━━━ Listed entries

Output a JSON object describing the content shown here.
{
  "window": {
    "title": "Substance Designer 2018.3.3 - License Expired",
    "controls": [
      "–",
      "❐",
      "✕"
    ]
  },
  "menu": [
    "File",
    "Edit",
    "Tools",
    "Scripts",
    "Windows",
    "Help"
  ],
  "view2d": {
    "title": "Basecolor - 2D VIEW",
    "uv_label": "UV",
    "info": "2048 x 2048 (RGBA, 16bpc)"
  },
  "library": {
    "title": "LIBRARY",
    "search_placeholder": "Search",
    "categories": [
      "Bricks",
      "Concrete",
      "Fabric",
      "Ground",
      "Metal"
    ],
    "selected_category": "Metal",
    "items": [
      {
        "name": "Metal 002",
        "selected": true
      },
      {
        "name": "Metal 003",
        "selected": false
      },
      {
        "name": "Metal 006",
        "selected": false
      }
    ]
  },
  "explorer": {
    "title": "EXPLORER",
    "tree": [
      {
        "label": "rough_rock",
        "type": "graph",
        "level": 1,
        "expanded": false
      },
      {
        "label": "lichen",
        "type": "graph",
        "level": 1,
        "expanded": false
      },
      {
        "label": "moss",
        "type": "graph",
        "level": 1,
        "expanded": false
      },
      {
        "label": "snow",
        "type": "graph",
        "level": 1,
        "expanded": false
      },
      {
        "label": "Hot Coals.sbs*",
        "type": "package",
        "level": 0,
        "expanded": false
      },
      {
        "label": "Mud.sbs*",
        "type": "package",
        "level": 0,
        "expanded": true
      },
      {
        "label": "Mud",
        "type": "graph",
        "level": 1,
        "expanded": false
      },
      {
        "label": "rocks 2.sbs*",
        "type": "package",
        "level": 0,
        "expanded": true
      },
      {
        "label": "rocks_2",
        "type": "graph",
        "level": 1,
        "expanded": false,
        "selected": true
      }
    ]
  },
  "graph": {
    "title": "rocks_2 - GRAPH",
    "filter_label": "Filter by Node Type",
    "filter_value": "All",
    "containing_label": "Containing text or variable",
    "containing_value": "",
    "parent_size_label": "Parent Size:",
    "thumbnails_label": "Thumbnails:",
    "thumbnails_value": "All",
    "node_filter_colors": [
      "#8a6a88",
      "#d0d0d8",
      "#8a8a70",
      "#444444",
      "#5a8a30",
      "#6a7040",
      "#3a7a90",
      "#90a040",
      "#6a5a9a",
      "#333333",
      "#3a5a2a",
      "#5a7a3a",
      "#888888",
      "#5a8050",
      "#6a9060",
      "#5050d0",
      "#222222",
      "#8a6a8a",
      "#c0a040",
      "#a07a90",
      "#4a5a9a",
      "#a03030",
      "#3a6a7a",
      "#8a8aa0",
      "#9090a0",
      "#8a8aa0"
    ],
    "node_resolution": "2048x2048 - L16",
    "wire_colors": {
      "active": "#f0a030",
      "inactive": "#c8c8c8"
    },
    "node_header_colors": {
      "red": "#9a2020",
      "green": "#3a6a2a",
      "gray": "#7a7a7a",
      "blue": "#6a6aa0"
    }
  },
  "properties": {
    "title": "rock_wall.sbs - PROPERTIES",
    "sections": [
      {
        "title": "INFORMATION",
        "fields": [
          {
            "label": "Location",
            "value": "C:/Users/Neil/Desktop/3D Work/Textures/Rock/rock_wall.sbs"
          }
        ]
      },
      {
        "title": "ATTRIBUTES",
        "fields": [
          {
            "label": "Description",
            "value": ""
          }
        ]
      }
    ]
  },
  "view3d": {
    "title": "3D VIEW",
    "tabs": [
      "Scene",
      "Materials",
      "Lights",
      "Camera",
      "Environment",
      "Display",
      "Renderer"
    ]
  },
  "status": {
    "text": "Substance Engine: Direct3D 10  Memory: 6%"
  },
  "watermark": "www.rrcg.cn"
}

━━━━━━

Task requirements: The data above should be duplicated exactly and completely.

Final answer:
Output a JSON object describing the content shown here.
{
  "window": {
    "title": "Substance Designer 2018.3.3 - License Expired",
    "controls": [
      "–",
      "❐",
      "✕"
    ]
  },
  "menu": [
    "File",
    "Edit",
    "Tools",
    "Scripts",
    "Windows",
    "Help"
  ],
  "view2d": {
    "title": "Basecolor - 2D VIEW",
    "uv_label": "UV",
    "info": "2048 x 2048 (RGBA, 16bpc)"
  },
  "library": {
    "title": "LIBRARY",
    "search_placeholder": "Search",
    "categories": [
      "Bricks",
      "Concrete",
      "Fabric",
      "Ground",
      "Metal"
    ],
    "selected_category": "Metal",
    "items": [
      {
        "name": "Metal 002",
        "selected": true
      },
      {
        "name": "Metal 003",
        "selected": false
      },
      {
        "name": "Metal 006",
        "selected": false
      }
    ]
  },
  "explorer": {
    "title": "EXPLORER",
    "tree": [
      {
        "label": "rough_rock",
        "type": "graph",
        "level": 1,
        "expanded": false
      },
      {
        "label": "lichen",
        "type": "graph",
        "level": 1,
        "expanded": false
      },
      {
        "label": "moss",
        "type": "graph",
        "level": 1,
        "expanded": false
      },
      {
        "label": "snow",
        "type": "graph",
        "level": 1,
        "expanded": false
      },
      {
        "label": "Hot Coals.sbs*",
        "type": "package",
        "level": 0,
        "expanded": false
      },
      {
        "label": "Mud.sbs*",
        "type": "package",
        "level": 0,
        "expanded": true
      },
      {
        "label": "Mud",
        "type": "graph",
        "level": 1,
        "expanded": false
      },
      {
        "label": "rocks 2.sbs*",
        "type": "package",
        "level": 0,
        "expanded": true
      },
      {
        "label": "rocks_2",
        "type": "graph",
        "level": 1,
        "expanded": false,
        "selected": true
      }
    ]
  },
  "graph": {
    "title": "rocks_2 - GRAPH",
    "filter_label": "Filter by Node Type",
    "filter_value": "All",
    "containing_label": "Containing text or variable",
    "containing_value": "",
    "parent_size_label": "Parent Size:",
    "thumbnails_label": "Thumbnails:",
    "thumbnails_value": "All",
    "node_filter_colors": [
      "#8a6a88",
      "#d0d0d8",
      "#8a8a70",
      "#444444",
      "#5a8a30",
      "#6a7040",
      "#3a7a90",
      "#90a040",
      "#6a5a9a",
      "#333333",
      "#3a5a2a",
      "#5a7a3a",
      "#888888",
      "#5a8050",
      "#6a9060",
      "#5050d0",
      "#222222",
      "#8a6a8a",
      "#c0a040",
      "#a07a90",
      "#4a5a9a",
      "#a03030",
      "#3a6a7a",
      "#8a8aa0",
      "#9090a0",
      "#8a8aa0"
    ],
    "node_resolution": "2048x2048 - L16",
    "wire_colors": {
      "active": "#f0a030",
      "inactive": "#c8c8c8"
    },
    "node_header_colors": {
      "red": "#9a2020",
      "green": "#3a6a2a",
      "gray": "#7a7a7a",
      "blue": "#6a6aa0"
    }
  },
  "properties": {
    "title": "rock_wall.sbs - PROPERTIES",
    "sections": [
      {
        "title": "INFORMATION",
        "fields": [
          {
            "label": "Location",
            "value": "C:/Users/Neil/Desktop/3D Work/Textures/Rock/rock_wall.sbs"
          }
        ]
      },
      {
        "title": "ATTRIBUTES",
        "fields": [
          {
            "label": "Description",
            "value": ""
          }
        ]
      }
    ]
  },
  "view3d": {
    "title": "3D VIEW",
    "tabs": [
      "Scene",
      "Materials",
      "Lights",
      "Camera",
      "Environment",
      "Display",
      "Renderer"
    ]
  },
  "status": {
    "text": "Substance Engine: Direct3D 10  Memory: 6%"
  },
  "watermark": "www.rrcg.cn"
}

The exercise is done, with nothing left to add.